by Nell Greenfieldboyce on NPR.org
Listen to the story on All Things Considered on NPR
published January 13, 2011
A newly developed test could screen would-be parents for hundreds of different disease genes, to make sure they are not passed on to any future children.
The test’s makers say it should cost less than $400 and that routinely offering it to prospective parents could someday eliminate many deadly childhood diseases.
“We definitely want it to be pre-pregnancy. We do want it to be couples,” says Stephen Kingsmore, a physician-researcher at Children’s Mercy Hospital in Kansas City, Mo., who led the team that developed this new test. “I think it’s going to be a personal decision, whether a couple wants to be tested.”
The inspiration for this new test came from Craig and Charlotte Benson, of Austin, Texas. In 2008, their daughter Christiane was diagnosed with Batten disease, a rare neurodegenerative disorder that currently has no cure. It progresses from vision loss to memory problems and seizures, and eventually death.
“Both her mom and I carry a gene mutation, a single gene mutation,” explains Craig Benson. He and his wife didn’t know they were carriers before they had children — indeed, they’d never heard of Batten disease.
A Test For Rare Genetic Diseases
Craig Benson works for a biotech company, so soon after his daughter was diagnosed, he and his colleagues were discussing how difficult it is for rare childhood diseases to get much attention or research that could lead to cures. They wondered about new ways of trying to prevent these diseases.
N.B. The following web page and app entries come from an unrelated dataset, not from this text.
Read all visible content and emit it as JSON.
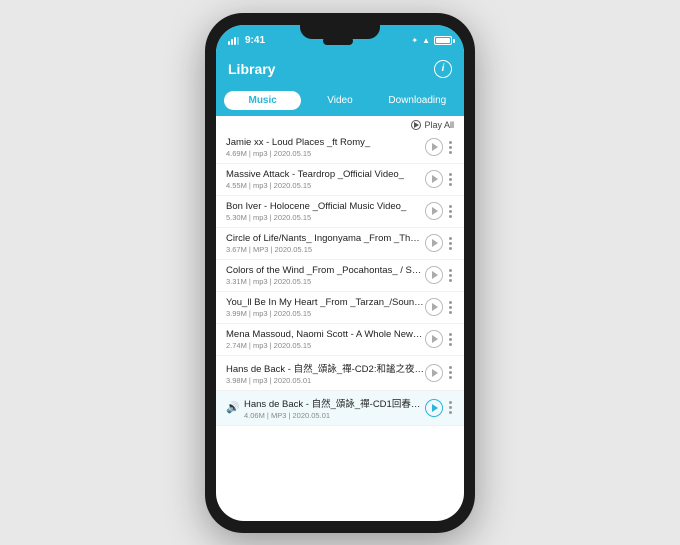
{
  "phone": {
    "status": {
      "time": "9:41",
      "battery_full": true
    },
    "header": {
      "title": "Library",
      "info_label": "i"
    },
    "tabs": [
      {
        "id": "music",
        "label": "Music",
        "active": true
      },
      {
        "id": "video",
        "label": "Video",
        "active": false
      },
      {
        "id": "downloading",
        "label": "Downloading",
        "active": false
      }
    ],
    "play_all_label": "Play All",
    "songs": [
      {
        "title": "Jamie xx - Loud Places _ft Romy_",
        "meta": "4.69M | mp3 | 2020.05.15",
        "active": false,
        "playing": false
      },
      {
        "title": "Massive Attack - Teardrop _Official Video_",
        "meta": "4.55M | mp3 | 2020.05.15",
        "active": false,
        "playing": false
      },
      {
        "title": "Bon Iver - Holocene _Official Music Video_",
        "meta": "5.30M | mp3 | 2020.05.15",
        "active": false,
        "playing": false
      },
      {
        "title": "Circle of Life/Nants_ Ingonyama _From _The Li...",
        "meta": "3.67M | MP3 | 2020.05.15",
        "active": false,
        "playing": false
      },
      {
        "title": "Colors of the Wind _From _Pocahontas_ / Sou...",
        "meta": "3.31M | mp3 | 2020.05.15",
        "active": false,
        "playing": false
      },
      {
        "title": "You_ll Be In My Heart _From _Tarzan_/Soundtr...",
        "meta": "3.99M | mp3 | 2020.05.15",
        "active": false,
        "playing": false
      },
      {
        "title": "Mena Massoud, Naomi Scott - A Whole New W...",
        "meta": "2.74M | mp3 | 2020.05.15",
        "active": false,
        "playing": false
      },
      {
        "title": "Hans de Back - 自然_頌詠_禪-CD2:和謐之夜 -...",
        "meta": "3.98M | mp3 | 2020.05.01",
        "active": false,
        "playing": false
      },
      {
        "title": "Hans de Back - 自然_頌詠_禪-CD1回春之...",
        "meta": "4.06M | MP3 | 2020.05.01",
        "active": true,
        "playing": true
      }
    ]
  }
}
They knew that one devastating childhood disease, Tay-Sachs, has been virtually eliminated in people with Eastern European Jewish ancestry. This has been done by offering screening tests to would-be parents with that background. If both parents carry the Tay-Sachs mutation, they can take steps so that they won’t have a baby with this disease.
“We thought, you know, that’s a great idea and a great strategy. Why is that not more broadly applied?” says Benson, who noted that DNA testing technology has been advancing rapidly.
He and his colleagues approached Kingsmore, who was then at a nonprofit called the National Center for Genome Resources in Santa Fe, N.M. They asked him if it would be possible to make an affordable test that could screen all prospective parents for numerous rare genetic diseases.
This week, in the journal Science Translational Medicine,Kingsmore’s team describes that test. For less than $400, it can check a person’s DNA for all mutations in genes related to nearly 448 severe childhood diseases.
Technology Advancing Rapidly
And Kingsmore says that’s just the beginning.
“Over the next six months we’ll be taking the number up to 580 conditions,” he says, “at which point we’ll have represented just about every childhood disease that’s severe enough to merit inclusion.”
He says this test is relevant to everyone thinking of having a child, because their research shows it’s common for people to carry mutations.
“On average we found that each of us carries two or three mutations that could cause one of these severe childhood diseases,” Kingsmore says. Of course, a person would have to be unlucky enough to be having a baby with someone who just happened to be carrying a mutation for the same rare disease.
Right now, preconception genetic screening is recommended for just a few diseases — like Tay-Sachs and cystic fibrosis — in certain populations that have a higher risk.
But Laird Jackson, an expert in prenatal genetic testing at Drexel University, says the technology for widespread preconception screening is clearly already here and should advance rapidly.
“So it really does change things from thinking about its involving just a subset of the population to involving the whole population,” Jackson says. “Everybody has something to think about here, and if testing becomes available, will have something to decide about.”
A Bold Plan For Eliminating Diseases
Already, a couple of companies offer a routine preconception screening test for couples. For example, one test, sold by a company called Counsyl in Redwood City, Calif., is offered through doctors and IVF clinics. But Kingsmore says these currently available tests screen for far fewer diseases and can detect only known mutations — and he says for many rare disorders, all the mutations are not known.
This new test could become widely available soon, and Benson wants to offer it through a nonprofit he started, the Beyond Batten Disease Foundation, so that doctors could provide screening to everyone who wants it.
Benson admits that trying to eliminate rare diseases this way is a bold plan.
“I don’t know that we’ve really sat down and contemplated all of the impact that this test and this idea might have,” he says.
He just hopes it means other families won’t have his family’s experience — getting blindsided by a devastating disease that they’d never even heard of.